Report all lines of the data below that hold the word "into".

App and web page records
%%

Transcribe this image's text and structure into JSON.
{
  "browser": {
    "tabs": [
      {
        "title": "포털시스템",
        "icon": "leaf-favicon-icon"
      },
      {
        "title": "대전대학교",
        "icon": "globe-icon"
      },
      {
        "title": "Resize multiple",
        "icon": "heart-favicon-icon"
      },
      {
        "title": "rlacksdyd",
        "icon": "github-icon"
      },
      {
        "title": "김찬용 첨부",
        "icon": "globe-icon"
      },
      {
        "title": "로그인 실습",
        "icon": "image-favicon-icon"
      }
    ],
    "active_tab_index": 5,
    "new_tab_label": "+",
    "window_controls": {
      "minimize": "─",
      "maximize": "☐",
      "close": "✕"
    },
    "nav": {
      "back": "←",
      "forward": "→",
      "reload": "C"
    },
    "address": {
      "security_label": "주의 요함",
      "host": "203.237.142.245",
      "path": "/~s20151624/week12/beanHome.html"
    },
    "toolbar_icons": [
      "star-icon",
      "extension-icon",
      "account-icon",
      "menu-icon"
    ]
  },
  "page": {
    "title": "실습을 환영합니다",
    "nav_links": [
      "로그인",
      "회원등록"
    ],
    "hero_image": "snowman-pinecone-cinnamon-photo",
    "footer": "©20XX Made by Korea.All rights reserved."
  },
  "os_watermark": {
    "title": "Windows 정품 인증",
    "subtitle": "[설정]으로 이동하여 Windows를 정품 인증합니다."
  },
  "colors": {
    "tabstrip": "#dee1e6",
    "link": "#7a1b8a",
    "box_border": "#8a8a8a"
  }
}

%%
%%

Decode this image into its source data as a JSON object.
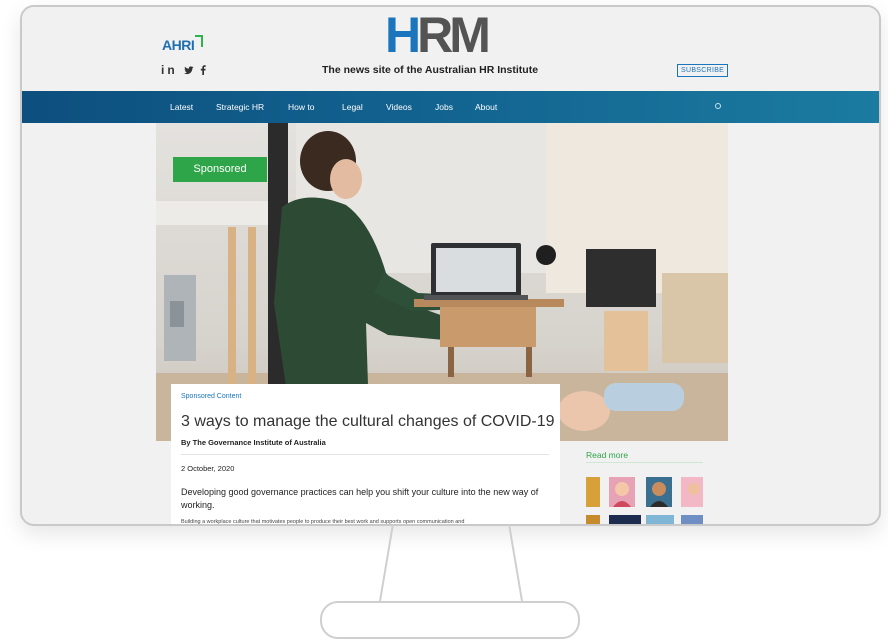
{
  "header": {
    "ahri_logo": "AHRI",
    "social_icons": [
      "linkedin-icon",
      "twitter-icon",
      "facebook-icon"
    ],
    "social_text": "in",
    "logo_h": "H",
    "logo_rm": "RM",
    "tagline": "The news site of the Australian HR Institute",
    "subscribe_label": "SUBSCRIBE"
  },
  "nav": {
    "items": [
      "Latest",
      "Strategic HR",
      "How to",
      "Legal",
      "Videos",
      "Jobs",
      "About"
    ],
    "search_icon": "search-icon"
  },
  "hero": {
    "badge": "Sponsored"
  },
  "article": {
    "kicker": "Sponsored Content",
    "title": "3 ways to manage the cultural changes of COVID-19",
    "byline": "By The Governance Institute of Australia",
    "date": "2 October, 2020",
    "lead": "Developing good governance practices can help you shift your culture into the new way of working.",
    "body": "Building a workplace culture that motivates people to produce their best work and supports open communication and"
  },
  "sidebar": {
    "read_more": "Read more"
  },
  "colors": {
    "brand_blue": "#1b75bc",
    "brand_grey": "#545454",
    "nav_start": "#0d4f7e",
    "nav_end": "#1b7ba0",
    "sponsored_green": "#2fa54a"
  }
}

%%

— Exercise answer —
Transcribe this image's text and structure into JSON.
Decode this image into its source data as a JSON object.
    "lead": "Developing good governance practices can help you shift your culture into the new way of working.",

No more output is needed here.